Jonathan Leech has been part of Beacon Productions for some 21 years, longer than many of the university students on placement we enlist have been alive. The man in black, a quiet reassurance, and someone who is kinder than most. Often seen waving a boom pole on filming days and fettling with lighting he is more than happy to support the creative endeavours of the directors and actors. It’s not an over top statement to note that Jon’s arrival in the group heralded the arrival of a new knowledge base that the club simply did not have before.
“When I first joined there wasn’t even the mop pole for the mic – I remember Matt at one point holding the mic in the crux of his elbow… No lighting at all either.”
Had you always wanted to be a technician?
“I’ve always wanted to work with sound and music and have ended up working with lighting and video as well so, yes, I guess I have.”
What first piqued your interest in sound work
“I started learning the piano when I was four and have always listened to and played music, so I just naturally progressed into it. I bought my first 4-track Tascam Portastudio, after borrowing one from my synth teacher, in about 1988 and my first two decent Yamaha keyboards at the same time. All paid for by painting neighbours’ houses.”
Growing up, was there a dream/ ambition to work in television?
“Yes. My school went to see “On Safari” being shot at TVS in about 1984 and that definitely gave me the bug. It was fascinating seeing the orchestration of the (many) cameras, and Christopher Biggins twatting about with Windsor Davies and Gillian Tayleforth!”
You had a work placement at the BBC, tell us about that?
“That was in 1991 when I was at college. I spent a few weeks shadowing the various departments at BBC South when they were at South Western House whilst their new (current) building was under construction. Starting with a general technician called Pete (really nice bloke); part of his job was to collect up and wipe all the Beta SP tapes each day, a process called “black and burst”. This meant demagnetising the tape and putting 60 secs of colour bars at the start and then black video and reference tone. A dull job in itself, but it meant we could visit each room of each department, which was really interesting. I remember being in PSC (Portable Single Camera) where tapes were collated from the various roving cameramen, the edit suites (2 inch reel to reel tape), graphics department where most of the time I was there they were producing weather maps and “Astons” (Aston was the computer that generated titles and straplines on screen), and a fair amount of time in the studio where I operated cameras (massive great old tube cameras) on
South Today a couple of nights. One on Angela Diffley, the other for Sarah Watts (remember them..?!). Ironically, I don’t recall anything about the sound department though. Had lunch with all the presenters at various points including the legendary Bruce Parker and Steve Humphrey, who is still there to this day.”
I first met Jon in and around 1997 at the local drama club. Even from my limited experience with stage production then, I recognised him as a crew person. Mainly because of the ponytail and black shirts – the true identity of a technician. What drew you to the world of amateur dramatics, and what aspects did you enjoy?
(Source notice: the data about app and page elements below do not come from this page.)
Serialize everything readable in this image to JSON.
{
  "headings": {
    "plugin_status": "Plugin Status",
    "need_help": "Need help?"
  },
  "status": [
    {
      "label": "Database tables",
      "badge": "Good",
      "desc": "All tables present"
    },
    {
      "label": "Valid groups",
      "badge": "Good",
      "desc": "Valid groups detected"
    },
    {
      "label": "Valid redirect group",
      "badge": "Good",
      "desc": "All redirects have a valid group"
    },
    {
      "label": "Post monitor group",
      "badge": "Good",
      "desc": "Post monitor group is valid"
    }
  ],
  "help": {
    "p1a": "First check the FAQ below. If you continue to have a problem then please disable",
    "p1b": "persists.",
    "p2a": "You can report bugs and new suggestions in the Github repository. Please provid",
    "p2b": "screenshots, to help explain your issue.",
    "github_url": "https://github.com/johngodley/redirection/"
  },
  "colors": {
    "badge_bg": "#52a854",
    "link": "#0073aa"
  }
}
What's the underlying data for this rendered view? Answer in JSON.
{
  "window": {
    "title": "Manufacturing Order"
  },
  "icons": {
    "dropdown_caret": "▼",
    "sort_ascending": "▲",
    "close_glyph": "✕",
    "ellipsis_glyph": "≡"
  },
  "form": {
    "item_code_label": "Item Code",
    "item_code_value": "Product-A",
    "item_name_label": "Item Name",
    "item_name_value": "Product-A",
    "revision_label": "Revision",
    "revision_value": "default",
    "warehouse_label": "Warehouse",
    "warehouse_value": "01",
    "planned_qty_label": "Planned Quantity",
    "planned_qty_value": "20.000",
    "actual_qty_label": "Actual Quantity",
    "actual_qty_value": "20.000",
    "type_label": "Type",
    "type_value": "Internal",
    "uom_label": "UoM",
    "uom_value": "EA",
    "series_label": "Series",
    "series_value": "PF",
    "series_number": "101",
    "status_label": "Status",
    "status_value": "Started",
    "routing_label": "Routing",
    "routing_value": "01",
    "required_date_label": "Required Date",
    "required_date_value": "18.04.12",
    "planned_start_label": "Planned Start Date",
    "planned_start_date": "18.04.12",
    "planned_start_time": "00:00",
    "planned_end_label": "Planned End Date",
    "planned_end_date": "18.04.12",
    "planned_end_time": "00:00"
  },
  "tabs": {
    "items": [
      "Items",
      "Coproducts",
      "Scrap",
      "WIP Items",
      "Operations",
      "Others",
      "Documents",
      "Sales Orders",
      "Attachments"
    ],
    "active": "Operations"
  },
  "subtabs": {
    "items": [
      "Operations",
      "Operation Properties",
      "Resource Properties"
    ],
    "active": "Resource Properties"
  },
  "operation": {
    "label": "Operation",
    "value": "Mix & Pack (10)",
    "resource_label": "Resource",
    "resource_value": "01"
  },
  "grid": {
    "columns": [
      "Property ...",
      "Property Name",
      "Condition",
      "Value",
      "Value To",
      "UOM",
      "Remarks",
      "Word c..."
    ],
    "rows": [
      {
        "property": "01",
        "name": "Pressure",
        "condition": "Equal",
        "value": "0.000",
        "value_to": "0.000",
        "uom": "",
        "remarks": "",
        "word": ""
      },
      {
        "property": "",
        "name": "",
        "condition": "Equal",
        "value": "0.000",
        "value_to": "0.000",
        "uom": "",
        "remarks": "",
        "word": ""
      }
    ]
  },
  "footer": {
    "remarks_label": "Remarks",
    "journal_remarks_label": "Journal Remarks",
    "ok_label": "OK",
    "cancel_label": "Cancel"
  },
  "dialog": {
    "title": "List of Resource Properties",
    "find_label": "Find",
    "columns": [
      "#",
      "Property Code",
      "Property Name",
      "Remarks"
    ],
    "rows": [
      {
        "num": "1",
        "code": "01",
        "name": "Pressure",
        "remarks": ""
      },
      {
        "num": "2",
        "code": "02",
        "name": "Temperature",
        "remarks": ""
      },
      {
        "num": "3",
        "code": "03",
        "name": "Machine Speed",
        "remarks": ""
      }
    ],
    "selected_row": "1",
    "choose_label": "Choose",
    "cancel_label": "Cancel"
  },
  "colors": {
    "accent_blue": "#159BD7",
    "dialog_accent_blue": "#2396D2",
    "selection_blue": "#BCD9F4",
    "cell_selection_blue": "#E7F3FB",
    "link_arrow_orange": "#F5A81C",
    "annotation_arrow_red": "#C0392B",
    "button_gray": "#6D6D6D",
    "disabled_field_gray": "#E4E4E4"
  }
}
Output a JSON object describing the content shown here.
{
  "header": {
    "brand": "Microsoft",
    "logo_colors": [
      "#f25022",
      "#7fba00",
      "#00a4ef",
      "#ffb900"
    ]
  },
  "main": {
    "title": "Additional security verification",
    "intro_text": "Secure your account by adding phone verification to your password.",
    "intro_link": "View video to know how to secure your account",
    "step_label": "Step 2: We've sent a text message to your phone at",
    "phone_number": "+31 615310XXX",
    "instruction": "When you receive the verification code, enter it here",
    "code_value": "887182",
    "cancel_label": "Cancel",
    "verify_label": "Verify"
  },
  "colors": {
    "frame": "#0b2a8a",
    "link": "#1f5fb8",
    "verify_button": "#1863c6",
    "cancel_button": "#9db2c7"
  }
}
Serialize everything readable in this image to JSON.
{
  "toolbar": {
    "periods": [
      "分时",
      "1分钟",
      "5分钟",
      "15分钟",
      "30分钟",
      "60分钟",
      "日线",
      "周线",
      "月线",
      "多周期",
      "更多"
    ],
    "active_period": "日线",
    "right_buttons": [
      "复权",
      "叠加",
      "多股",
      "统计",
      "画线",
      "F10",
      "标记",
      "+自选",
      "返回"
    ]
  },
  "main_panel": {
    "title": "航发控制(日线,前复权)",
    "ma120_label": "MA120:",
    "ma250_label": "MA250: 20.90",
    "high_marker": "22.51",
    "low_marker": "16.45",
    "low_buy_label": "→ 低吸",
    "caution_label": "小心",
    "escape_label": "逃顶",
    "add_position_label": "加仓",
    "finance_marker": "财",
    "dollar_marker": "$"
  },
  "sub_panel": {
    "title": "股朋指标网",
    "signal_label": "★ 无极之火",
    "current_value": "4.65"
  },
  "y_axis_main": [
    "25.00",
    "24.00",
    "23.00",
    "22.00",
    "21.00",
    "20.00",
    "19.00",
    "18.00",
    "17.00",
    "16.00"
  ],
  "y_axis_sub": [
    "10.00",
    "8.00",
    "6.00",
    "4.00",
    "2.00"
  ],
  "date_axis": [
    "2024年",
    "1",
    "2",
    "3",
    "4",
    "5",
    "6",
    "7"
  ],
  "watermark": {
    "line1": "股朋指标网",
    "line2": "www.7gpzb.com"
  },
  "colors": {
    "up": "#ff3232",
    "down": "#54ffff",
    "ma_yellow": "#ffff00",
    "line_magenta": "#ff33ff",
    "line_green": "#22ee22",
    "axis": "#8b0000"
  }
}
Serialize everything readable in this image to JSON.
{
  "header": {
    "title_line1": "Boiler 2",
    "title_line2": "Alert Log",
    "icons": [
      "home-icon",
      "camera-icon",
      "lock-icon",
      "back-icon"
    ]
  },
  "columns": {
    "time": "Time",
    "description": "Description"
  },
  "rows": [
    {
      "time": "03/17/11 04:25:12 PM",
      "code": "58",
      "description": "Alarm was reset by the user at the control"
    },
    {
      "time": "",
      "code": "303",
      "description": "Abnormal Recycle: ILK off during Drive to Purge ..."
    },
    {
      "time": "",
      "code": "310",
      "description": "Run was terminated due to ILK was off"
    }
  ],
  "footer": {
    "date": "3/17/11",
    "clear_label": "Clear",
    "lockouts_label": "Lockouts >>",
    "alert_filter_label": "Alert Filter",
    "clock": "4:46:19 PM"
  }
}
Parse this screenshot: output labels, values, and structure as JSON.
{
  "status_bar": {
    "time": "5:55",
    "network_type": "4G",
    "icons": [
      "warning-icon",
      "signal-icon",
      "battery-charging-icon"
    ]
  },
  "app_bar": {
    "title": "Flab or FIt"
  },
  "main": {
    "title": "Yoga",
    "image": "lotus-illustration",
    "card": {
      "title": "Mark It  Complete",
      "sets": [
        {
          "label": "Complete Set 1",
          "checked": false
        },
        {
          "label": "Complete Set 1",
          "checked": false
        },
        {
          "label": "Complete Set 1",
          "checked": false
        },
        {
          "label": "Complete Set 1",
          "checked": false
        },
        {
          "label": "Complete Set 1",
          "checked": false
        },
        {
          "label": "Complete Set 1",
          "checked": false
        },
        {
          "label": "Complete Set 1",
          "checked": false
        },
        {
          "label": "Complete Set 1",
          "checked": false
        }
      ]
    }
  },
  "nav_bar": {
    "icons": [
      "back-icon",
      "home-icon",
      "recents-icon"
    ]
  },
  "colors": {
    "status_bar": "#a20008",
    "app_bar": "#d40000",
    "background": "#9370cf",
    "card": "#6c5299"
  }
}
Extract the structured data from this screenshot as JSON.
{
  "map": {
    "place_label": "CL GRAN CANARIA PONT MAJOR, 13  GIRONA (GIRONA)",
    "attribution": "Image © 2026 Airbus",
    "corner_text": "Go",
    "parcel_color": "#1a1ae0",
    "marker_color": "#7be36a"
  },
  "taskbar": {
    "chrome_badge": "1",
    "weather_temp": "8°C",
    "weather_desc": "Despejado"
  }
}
“I started at school when I ran sound for a couple of productions in 1989 and just carried on running technical stuff ever since. Amateur theatre came about because I had a number of mutual friends at the newly merged Sarisbury Theatre Company and they persuaded me to join. My favourite job was compiling all the sound effects and editing the music.”
If you could, and there were the jobs available, would you prefer to work in TV, or theatre?
“Of the two TV, but as jobs are so rare in this area it’s not something I’d ever consider now. I worked on Question Time a number of times in the 90’s as an audience voting systems technician and I also put microphones on many politicians and “celebs”. To be honest, I’m quite happy as a Music Technology technician now working with Mac-based systems as I’ve learnt such a lot about it over the past ten or so years.”
How did you come to get involved with Beacon?
“Through meeting Steve, yourself, Matt, etc, at Sarisbury Theatre Company and being asked to take some of my lights along to a shoot (forget which one though).”
(SB – “Back in Business”, I think…) What were your early impressions of the club?
“This is the kind of question I’m crap at answering. Can’t really remember, to be honest! It was certainly all positive – everyone was extremely friendly and enjoying themselves, as did I.”
Your experience and involvement certainly changed and updated Beacon’s equipment, how basic was it back then to those that don’t know?
“Very basic in comparison to today, but then it would have been really. The equipment cost such a lot back then compared to what you get for the money these days.”
How significant was the first Awards for All grant in 2004? And indeed the subsequent investments?
“It was massively significant for Beacon and allowed the level of equipment to progress hugely. I forget exactly what we bought with it though, you’ll have to remind me!”